Task to complete - Count every line in the data below where the word "header" appears, then state only that count.

App and web page records
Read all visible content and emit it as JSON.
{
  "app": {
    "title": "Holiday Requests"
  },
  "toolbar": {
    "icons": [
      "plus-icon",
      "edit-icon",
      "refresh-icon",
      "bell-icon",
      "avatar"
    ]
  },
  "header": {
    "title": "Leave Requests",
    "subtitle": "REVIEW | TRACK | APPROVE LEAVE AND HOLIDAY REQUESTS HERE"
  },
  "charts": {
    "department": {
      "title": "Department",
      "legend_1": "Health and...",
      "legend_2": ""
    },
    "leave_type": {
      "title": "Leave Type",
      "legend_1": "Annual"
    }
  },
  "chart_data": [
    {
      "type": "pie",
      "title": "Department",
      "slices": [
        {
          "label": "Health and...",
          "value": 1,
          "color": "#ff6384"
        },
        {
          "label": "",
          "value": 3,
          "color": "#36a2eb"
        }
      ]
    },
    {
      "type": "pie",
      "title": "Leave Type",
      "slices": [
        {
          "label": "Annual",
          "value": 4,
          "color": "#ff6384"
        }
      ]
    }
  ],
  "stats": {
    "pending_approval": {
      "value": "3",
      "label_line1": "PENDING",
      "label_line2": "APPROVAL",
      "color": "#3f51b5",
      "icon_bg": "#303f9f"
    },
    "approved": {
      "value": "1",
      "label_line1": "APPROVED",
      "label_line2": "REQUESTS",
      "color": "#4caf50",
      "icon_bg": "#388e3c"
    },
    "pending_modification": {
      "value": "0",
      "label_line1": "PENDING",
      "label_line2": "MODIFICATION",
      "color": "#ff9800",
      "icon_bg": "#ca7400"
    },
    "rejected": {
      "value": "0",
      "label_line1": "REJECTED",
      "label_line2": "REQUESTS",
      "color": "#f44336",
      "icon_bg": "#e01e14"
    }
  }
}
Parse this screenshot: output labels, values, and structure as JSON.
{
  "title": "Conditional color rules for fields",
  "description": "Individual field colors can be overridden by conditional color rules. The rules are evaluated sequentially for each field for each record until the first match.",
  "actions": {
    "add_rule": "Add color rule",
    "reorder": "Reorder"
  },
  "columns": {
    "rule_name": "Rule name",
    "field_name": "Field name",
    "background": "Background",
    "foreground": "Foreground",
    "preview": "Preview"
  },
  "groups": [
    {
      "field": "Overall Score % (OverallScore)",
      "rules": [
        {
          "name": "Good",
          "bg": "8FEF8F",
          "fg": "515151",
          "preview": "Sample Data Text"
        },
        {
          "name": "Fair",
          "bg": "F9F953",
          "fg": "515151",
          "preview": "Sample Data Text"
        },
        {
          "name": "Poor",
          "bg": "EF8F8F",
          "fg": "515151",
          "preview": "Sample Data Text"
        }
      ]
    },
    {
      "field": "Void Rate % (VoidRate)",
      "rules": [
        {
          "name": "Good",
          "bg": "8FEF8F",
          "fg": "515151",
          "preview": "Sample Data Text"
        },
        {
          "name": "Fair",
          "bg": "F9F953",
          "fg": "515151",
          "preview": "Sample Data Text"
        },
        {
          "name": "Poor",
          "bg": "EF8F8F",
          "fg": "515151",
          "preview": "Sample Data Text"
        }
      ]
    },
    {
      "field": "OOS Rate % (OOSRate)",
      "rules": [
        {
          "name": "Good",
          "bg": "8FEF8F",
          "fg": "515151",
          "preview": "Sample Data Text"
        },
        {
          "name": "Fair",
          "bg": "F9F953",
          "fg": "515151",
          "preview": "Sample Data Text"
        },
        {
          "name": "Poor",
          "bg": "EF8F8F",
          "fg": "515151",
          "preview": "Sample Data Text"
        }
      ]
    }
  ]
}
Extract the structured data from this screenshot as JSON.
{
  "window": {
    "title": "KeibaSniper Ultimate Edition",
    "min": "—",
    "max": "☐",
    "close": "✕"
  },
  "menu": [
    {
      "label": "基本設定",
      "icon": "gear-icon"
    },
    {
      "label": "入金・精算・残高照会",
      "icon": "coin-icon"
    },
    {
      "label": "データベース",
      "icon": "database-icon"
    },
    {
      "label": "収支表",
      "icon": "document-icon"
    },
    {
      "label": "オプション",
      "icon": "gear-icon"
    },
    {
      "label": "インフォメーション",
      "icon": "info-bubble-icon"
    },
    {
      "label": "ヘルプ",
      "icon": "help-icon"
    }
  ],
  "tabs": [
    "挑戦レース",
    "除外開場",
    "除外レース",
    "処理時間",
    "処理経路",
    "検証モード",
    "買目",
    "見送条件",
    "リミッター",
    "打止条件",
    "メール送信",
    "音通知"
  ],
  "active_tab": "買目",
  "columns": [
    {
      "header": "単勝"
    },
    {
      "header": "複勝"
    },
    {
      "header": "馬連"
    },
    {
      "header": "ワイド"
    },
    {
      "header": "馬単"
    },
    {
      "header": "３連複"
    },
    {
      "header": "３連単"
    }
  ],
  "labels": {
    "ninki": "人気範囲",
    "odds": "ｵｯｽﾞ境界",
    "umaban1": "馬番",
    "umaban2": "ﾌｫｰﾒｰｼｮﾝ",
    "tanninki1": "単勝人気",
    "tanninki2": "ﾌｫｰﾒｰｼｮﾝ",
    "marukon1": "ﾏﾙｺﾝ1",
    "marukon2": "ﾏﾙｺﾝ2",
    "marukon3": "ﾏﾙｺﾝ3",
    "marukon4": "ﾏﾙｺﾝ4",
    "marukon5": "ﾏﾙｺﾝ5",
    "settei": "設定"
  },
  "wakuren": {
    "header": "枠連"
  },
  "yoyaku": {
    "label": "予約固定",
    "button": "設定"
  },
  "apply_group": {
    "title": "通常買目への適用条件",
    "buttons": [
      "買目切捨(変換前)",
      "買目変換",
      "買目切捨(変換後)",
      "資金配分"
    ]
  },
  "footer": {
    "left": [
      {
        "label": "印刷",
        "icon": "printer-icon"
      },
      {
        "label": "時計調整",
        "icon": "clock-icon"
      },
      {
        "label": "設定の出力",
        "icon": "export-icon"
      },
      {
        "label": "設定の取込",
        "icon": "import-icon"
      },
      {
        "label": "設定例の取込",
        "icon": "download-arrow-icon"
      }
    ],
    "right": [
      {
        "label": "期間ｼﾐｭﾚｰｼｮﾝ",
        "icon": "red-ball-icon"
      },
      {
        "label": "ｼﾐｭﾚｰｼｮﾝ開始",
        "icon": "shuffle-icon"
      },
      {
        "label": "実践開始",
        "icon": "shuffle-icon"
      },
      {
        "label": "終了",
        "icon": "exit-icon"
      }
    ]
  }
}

Final answer - 9